In many of Stahl’s features, the heroines are super-real individuals, frustrated by their dull surroundings and unimaginative men. Society might see these women as unnatural and mentally ill, but Stahl perceives them as strong, provocative, and unfulfilled.

Stahl’s precisely elaborate mise-en-scene and calibrated tone give full expression to the text’s excessive potentialities and extreme color schemes. Take the truly frighteningly scene, in which Ellen coldly plans and then throws herself downstairs to abort her baby.

Or early on, when Ellen is seen on horseback, scattering the ashes of her father to whom she was completely devoted.

Oscar Alert

Oscar Nominations: 4

Actress: Gene Tierney

Cinematography (color): Leon Shmaroy

Interior Decoration: Lyle Wheeler and Maurice Ransford, art direction; Thomas Little set decoration

Sound Recording: Thomas T. Moulton


Oscar Awards: 1


Oscar Context:


In 1945, Tierney competed for the Best Actress Oscar with Joan Crawford who won for “Mildred Pierce,” Ingrid Bergman in “The Bells of St. Mary’s,” Greer Garson in “The Valley of Decision,” and Jennifer Jones in “Love Letters.”

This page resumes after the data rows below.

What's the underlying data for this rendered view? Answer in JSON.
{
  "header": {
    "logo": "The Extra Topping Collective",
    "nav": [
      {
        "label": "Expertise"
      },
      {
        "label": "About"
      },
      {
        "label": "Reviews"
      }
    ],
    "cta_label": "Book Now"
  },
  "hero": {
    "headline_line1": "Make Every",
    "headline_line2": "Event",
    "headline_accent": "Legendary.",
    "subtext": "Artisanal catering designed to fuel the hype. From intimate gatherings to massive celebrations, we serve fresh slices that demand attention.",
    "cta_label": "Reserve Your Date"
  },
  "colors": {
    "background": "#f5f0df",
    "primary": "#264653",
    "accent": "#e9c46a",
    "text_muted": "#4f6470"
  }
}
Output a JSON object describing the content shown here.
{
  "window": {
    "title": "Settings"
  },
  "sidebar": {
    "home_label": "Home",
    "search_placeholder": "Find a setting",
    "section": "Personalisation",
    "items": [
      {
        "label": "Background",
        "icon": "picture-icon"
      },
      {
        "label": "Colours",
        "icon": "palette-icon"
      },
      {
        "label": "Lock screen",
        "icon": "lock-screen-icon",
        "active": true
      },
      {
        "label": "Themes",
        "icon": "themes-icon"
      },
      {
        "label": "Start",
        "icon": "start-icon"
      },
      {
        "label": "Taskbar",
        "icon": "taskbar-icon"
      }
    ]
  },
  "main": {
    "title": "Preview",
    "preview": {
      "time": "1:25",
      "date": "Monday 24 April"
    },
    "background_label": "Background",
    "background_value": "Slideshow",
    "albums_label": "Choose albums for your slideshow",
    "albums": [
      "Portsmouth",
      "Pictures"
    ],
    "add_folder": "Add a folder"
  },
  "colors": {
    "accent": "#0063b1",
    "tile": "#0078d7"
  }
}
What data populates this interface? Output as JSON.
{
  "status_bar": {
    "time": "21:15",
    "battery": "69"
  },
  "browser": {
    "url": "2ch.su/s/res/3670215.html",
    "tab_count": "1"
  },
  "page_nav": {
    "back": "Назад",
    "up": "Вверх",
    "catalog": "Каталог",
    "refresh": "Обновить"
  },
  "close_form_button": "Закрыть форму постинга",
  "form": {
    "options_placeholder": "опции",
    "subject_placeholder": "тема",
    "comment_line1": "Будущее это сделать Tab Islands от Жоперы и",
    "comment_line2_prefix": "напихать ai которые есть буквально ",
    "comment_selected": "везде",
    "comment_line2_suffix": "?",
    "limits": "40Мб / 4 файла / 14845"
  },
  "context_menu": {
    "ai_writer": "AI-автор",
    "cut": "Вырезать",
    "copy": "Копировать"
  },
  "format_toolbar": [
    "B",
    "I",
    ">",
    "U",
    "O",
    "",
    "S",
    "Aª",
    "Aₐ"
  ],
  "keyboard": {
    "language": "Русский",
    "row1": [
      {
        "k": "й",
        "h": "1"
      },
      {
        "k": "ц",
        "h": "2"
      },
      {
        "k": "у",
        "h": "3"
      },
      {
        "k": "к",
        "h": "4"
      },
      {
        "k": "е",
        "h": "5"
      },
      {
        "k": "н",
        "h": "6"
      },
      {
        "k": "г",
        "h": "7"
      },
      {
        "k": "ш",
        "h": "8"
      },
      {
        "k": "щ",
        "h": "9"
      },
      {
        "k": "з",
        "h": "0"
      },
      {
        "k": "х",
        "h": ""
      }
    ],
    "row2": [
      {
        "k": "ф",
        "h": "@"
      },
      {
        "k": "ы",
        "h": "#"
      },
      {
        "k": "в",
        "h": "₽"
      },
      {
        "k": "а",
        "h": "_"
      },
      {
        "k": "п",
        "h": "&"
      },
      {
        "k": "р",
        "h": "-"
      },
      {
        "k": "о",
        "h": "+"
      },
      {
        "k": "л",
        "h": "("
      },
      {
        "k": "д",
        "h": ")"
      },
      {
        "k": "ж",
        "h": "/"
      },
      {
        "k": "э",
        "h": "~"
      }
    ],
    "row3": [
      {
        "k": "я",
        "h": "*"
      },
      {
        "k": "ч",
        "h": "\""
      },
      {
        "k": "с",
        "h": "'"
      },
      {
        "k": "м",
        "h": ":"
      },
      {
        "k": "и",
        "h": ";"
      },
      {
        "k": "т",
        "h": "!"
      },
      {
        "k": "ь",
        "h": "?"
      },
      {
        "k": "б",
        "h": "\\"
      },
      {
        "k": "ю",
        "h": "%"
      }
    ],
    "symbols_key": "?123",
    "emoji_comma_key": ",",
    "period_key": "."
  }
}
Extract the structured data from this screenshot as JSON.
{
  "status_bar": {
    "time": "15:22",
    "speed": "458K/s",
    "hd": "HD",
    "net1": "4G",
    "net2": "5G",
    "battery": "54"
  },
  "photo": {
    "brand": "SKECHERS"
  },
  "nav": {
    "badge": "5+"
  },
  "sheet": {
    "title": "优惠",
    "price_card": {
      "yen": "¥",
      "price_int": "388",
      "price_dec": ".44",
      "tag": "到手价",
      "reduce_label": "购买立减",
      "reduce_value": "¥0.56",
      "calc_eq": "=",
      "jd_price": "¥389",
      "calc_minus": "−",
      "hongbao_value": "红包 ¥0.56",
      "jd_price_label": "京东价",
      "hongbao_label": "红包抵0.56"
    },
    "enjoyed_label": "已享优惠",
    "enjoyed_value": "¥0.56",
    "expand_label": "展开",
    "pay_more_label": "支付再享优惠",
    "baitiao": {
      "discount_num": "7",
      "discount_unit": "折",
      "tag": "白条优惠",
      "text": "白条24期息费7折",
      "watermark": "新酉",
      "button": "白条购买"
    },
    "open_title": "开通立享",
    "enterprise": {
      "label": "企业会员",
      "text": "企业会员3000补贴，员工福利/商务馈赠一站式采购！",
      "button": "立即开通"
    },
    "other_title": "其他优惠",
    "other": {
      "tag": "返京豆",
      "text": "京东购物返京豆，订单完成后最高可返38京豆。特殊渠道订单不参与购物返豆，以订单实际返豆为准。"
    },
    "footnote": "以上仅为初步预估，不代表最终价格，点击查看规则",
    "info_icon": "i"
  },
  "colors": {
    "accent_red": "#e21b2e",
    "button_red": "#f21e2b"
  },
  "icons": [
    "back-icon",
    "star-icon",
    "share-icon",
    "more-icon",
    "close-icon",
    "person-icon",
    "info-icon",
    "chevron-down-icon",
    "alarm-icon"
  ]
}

The Interior Decoration Oscar went to “Frenchman’s Creek,” and the Sound Award to “The Bells of St. Mary’s.”


About Gene Tierney

A great beauty, Gene Tierney was also a versatile actress. Born November 20, 1920 in Brooklyn, New York; she died in 1991 of emphysema.

She played supporting parts in several plays on Broadway, including “The Male Animal” (1940), which was seen by mogul Darryl F. Zanuck, who signed her to a long-term contract at Fox. At first, she played mostly routine female leads, before making a strong impression in two film noirs: “Laura” in 1944 and “Leave Her to Heaven” in 1945, for which she received her first and only Oscar nomination.



Ellen Berent (Jean Tierney)

Richard Harland (Cornel Wilde)

Ruth Berent (Jeanne Crain)

Danny Harland (Darryl Hickman)

Russell Quinton (Vincent Price)

Mrs. Berent (Mary Phillips)

Glen Robie (Ray Collins)

Dr. Saunders (Gene Lockhart)

Dr. Mason (Reed Hadley)



Produced by William A. Bacher

Dirceted by John M. Stahl

Screenplay: Jo Swerling, from the novel by Ben Ames Williams

Camera: Leon Shamroy

Technicolor consultant: Natalie Kalmus, Richard Mueller

Editor: James B. Clark

Art Direction-set Decoration: Lyle Wheeler, Muarice Ransford; Thomas Little, Ernest Lansing

Music: Alfred Newman

Sound: E. Clayton Ward, Roger Heman

Special Visual Effects: Fred Seresen

Makeup: Ben Nye